A recent post on this blog covered the advent of a new law that legalizes the common motorcycle maneuver of lane splitting. In this post, we will explain why this was a good move and clarify how the new laws are currently being enforced.
Lane splitting is one of the most controversial and misunderstood maneuvers used by motorcyclists. As you riders likely know, lane splitting means riding between lanes when all other traffic is stop and go or at a standstill. The perception of many motorists is that lane splitting motorcyclists are taking unfair advantage of their size to bypass having to sit in traffic jams. But in truth, lane splitting is every bit as much a safety precaution as it is a time saver.
The fact is that motorcyclists are extremely vulnerable in slow moving or halted traffic. This is because while caught in traffic jams, motorcyclists are often stuck in the crumple zones of other vehicles. This increases the risk of rear-end collisions, so it only makes sense to steer clear of these areas. Moreover, a 2014 study revealed motorcyclists were safer while lane splitting at moderate speeds than while riding among other vehicles in slow moving traffic.
Until recently, lane splitting was in a kind of limbo where it was considered neither illegal or legal. However, the practice was accepted by the police and riders alike. But the significant problem was that insurance companies considered lane splitting illegal and would declare liability in accidents involving the maneuver as being no or dual-fault.
But thanks to the new law, lane splitting is now undeniably legal in California, and specific guidelines are under development. In regard to law enforcement, California Highway Patrol officers are presently being asked to use their judgment. In other words, CHP officers can issue citations to riders who they believe are lane splitting in a dangerous manner.

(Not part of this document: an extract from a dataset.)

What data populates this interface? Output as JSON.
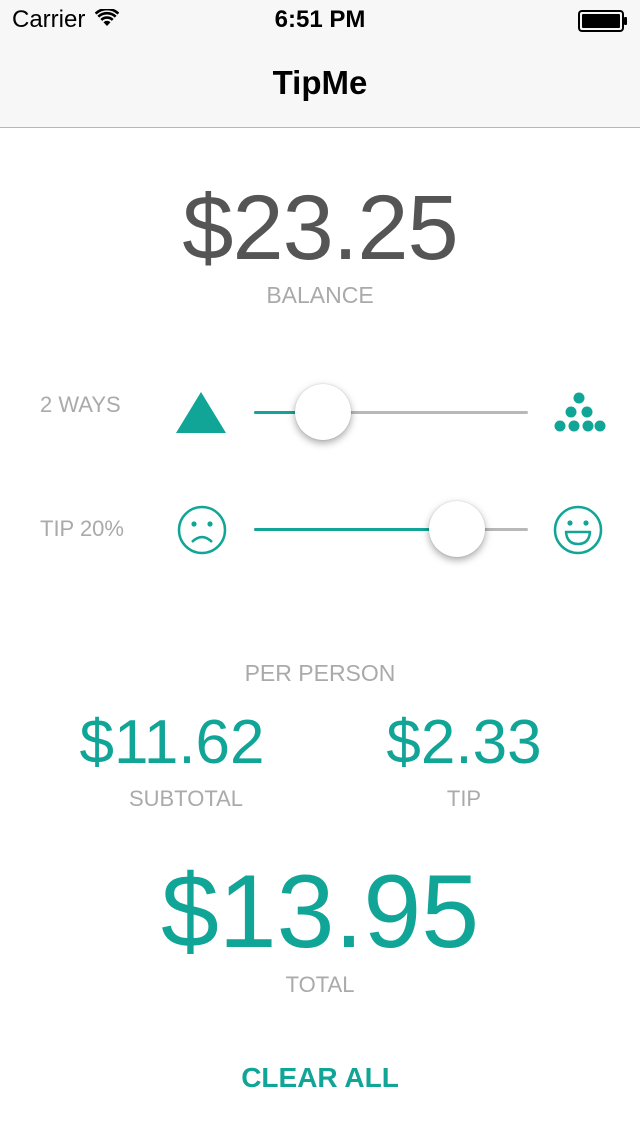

So now, you have a legal right to lane split, meaning that motorists must recognize your right of way. But this is a new law, so if you are injured while lane splitting, you may wish to have an experienced California personal injury attorney act as your representative when you file your claim. The attorney could help make sure that your newly established rights are honored so you can receive appropriate compensation.
Source: Moorpark Acorn, “Splitting lanes now legal in California,” Andy Nguyen, Sept. 16, 2016